When you start a business, you wear every hat. These ‘hats’ might include:
- managing director
- sales and marketing
- product design
- service delivery
- finance and accounting
- sorting out the post
- doing the photocopying (showing my age there!)
As you take on employees, so you give away these hats one at a time. Some will be given away willingly; others you may find you need to give away as you become busier and busier.
As you pass on each hat, you will hopefully be doing so to a person that you have assessed as being suitable, who you trust to wear the hat instead of you. They should ideally be better at the job than you were, as you only performed the role because there was no one else around to do it.
You are then left with the jobs that you enjoy and are best at.
Often, however, those hats are handed over to whoever is available. As a consequence, the hats you are left with are not always the ones you enjoy – and, just maybe, are not best suited for.
Which leads me to ask the question – if you interviewed yourself for your current job, would you get it?
Roles And Responsibilities
One activity all companies should undergo every once in a while, is a roles and responsibilities exercise. This is especially true of companies which are still founder owned.
This exercise involves:
- writing down all the things that need to be done within the business
- grouping them into roles
- summarising the skills and attributes required of the ideal person to perform that role
- comparing this with the people currently in those roles
Not only does this provide a gap analysis between what the business needs versus what it has, it also sets the criteria for interviewing for future roles.
The Interview Process
At its heart, interviewing is very simple. You identify the skills and attributes of the role you want someone to perform. Then you ask questions of the interviewee to ascertain if they hold those skills and attributes.
Interviewing should be less a test or an ordeal and much more about seeing if someone would be the ideal fit for the role. An interview isn’t something to pass or fail, but an assessment by both parties on suitability.
Given this process of giving away ‘hats’ as the business grows, therefore, the roles and responsibilities exercise should also be applied to the founder.
If you are an owner and founder, try this exercise.

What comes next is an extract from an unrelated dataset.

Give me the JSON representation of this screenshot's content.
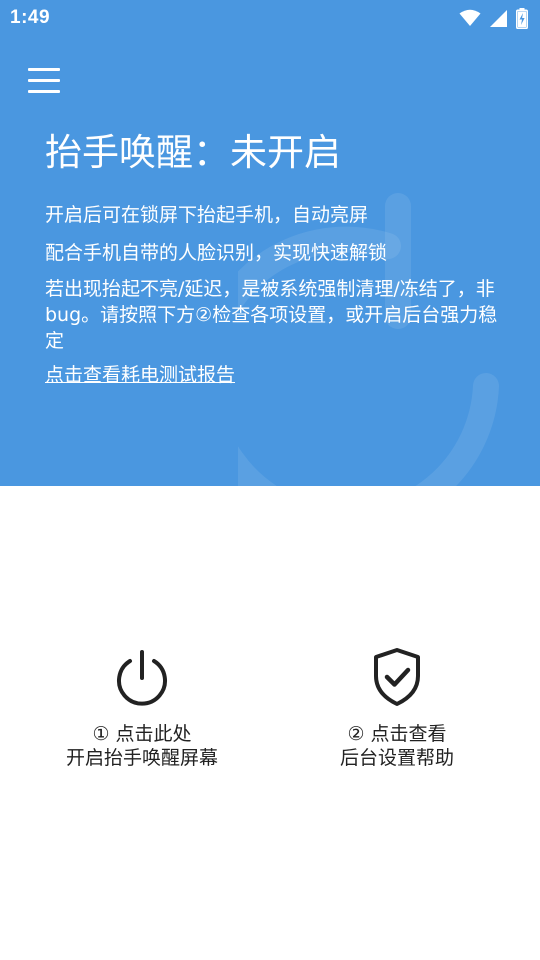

Step 1: Write down everything you do for a few weeks. No need to duplicate – after a week or more, you may find that you don’t add much to the list
Step 2: Can you group these tasks into roles? You may have some tasks left over that don’t fit into an obvious role.

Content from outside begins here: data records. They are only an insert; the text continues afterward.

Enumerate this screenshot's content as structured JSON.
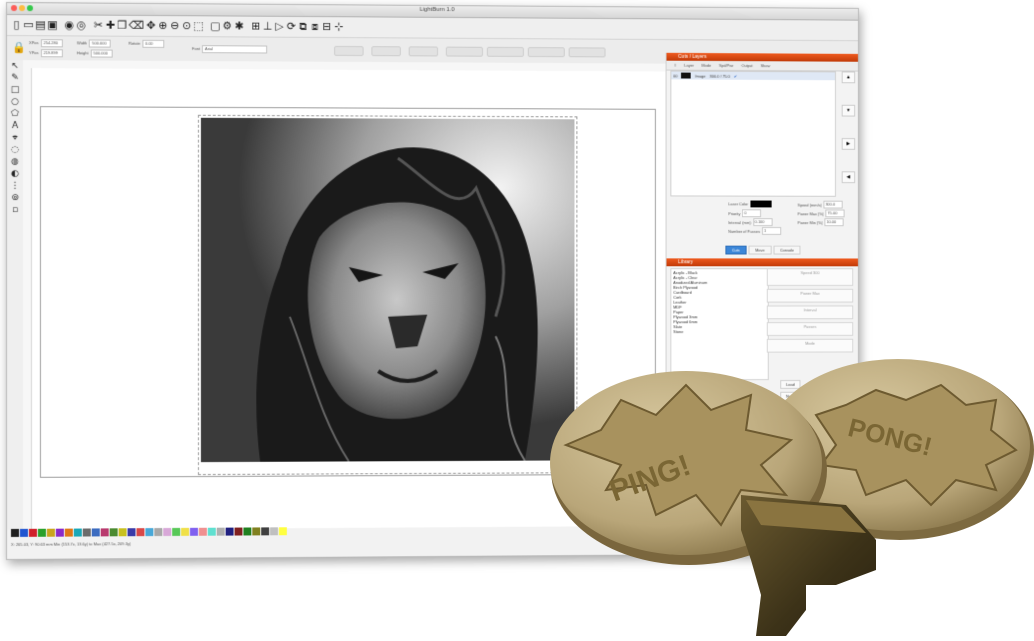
{
  "window": {
    "title": "LightBurn 1.0"
  },
  "toolbar_icons": [
    "new-file-icon",
    "open-file-icon",
    "save-icon",
    "save-as-icon",
    "import-icon",
    "export-icon",
    "cut-icon",
    "move-icon",
    "copy-icon",
    "delete-icon",
    "pan-icon",
    "zoom-in-icon",
    "zoom-out-icon",
    "zoom-fit-icon",
    "frame-icon",
    "monitor-icon",
    "settings-icon",
    "tools-icon",
    "align-icon",
    "distribute-icon",
    "mirror-icon",
    "rotate-icon",
    "group-icon",
    "ungroup-icon",
    "grid-icon",
    "snap-icon"
  ],
  "toolbar2": {
    "xpos_label": "XPos",
    "xpos_value": "254.280",
    "ypos_label": "YPos",
    "ypos_value": "219.899",
    "width_label": "Width",
    "width_value": "500.000",
    "height_label": "Height",
    "height_value": "500.000",
    "rotate_label": "Rotate",
    "rotate_value": "0.00",
    "font_label": "Font",
    "font_value": "Arial"
  },
  "palette_colors": [
    "#1e1e1e",
    "#2055d0",
    "#d0202a",
    "#2aa02a",
    "#c9a51e",
    "#8a2ac8",
    "#e07818",
    "#1aa8b8",
    "#6c6c6c",
    "#3c6cc0",
    "#b83a6e",
    "#4a8a30",
    "#c8c020",
    "#3a3aa8",
    "#d84848",
    "#48a8d8",
    "#a8a8a8",
    "#d8a8d8",
    "#58c858",
    "#f0e048",
    "#8060f0",
    "#f09090",
    "#60e0d0",
    "#b0b0b0",
    "#202080",
    "#802020",
    "#208020",
    "#808020",
    "#404040",
    "#c0c0c0",
    "#ffff40"
  ],
  "status_text": "X: 265.03, Y: 90.63 mm   Min (153.7x, 13.6y) to Max (427.5x, 209.3y)",
  "cuts_panel": {
    "title": "Cuts / Layers",
    "tabs": [
      "#",
      "Layer",
      "Mode",
      "Spd/Pwr",
      "Output",
      "Show"
    ],
    "row": {
      "index": "00",
      "mode": "Image",
      "speed_power": "300.0 / 75.0"
    },
    "props": {
      "laser_label": "Laser Color",
      "priority_label": "Priority",
      "priority_value": "0",
      "interval_label": "Interval (mm)",
      "interval_value": "0.100",
      "speed_label": "Speed (mm/s)",
      "speed_value": "300.0",
      "power_max_label": "Power Max (%)",
      "power_max_value": "75.00",
      "power_min_label": "Power Min (%)",
      "power_min_value": "10.00",
      "speed_mm_label": "Speed (mm/s)",
      "passes_label": "Number of Passes",
      "passes_value": "1"
    },
    "bottom_tabs": [
      "Cuts",
      "Move",
      "Console"
    ]
  },
  "library_panel": {
    "title": "Library",
    "items": [
      "Acrylic - Black",
      "Acrylic - Clear",
      "Anodized Aluminum",
      "Birch Plywood",
      "Cardboard",
      "Cork",
      "Leather",
      "MDF",
      "Paper",
      "Plywood 3mm",
      "Plywood 6mm",
      "Slate",
      "Stone"
    ],
    "right_labels": [
      "Speed 300",
      "Power Max",
      "Interval",
      "Passes",
      "Mode"
    ],
    "load_label": "Load",
    "save_label": "Save",
    "new_label": "New"
  }
}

Step 3: Sit down with those roles and tasks, and ask yourself these questions:
- Do you enjoy what you do?
- Are you best suited to what you do?
- Is there anything you want to do but you can’t because you are too busy doing these roles?

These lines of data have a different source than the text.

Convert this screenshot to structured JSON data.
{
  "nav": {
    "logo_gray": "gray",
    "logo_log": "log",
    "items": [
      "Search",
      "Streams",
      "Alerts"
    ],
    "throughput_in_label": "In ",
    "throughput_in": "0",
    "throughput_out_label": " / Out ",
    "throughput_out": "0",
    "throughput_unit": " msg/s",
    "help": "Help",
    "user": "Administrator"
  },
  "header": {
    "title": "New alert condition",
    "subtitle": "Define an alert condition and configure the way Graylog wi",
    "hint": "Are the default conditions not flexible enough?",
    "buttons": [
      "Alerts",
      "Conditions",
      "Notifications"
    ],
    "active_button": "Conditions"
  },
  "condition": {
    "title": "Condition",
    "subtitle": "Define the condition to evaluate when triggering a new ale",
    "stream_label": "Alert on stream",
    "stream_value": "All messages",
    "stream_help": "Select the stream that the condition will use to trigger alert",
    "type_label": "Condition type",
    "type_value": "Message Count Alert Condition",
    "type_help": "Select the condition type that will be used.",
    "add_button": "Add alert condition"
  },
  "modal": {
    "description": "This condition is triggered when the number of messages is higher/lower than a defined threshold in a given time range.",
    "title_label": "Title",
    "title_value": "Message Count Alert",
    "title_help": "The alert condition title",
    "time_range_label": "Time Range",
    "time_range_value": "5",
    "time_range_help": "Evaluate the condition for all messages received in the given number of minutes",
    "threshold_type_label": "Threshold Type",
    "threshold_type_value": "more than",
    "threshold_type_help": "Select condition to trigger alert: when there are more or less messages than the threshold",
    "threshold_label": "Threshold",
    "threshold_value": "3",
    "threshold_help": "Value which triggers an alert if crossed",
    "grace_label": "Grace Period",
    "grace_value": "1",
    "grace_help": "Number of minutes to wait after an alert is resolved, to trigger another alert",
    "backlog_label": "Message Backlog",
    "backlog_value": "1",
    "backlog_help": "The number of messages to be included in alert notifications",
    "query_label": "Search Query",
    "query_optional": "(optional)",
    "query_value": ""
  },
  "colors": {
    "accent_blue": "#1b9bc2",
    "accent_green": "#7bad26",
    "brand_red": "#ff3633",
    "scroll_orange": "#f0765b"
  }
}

You’re the boss – why not spend your time doing what you enjoy and are good at?
Making Yourself The Least Important Person In The Business
There is one other criterion you may wish to apply to this list. If you left the business, who would perform these tasks?
As we say at the Eternal Business Consultancy, one of the main objectives of every business owner is to make themselves the least important person in their business. If you are the most important, you can’t leave.
Given this, what are the tasks that you might start giving away to others? In the short term, this could increase your enjoyment, as you being to focus on doing the things that you want to do.
In the medium and longer term, this becomes your succession plan.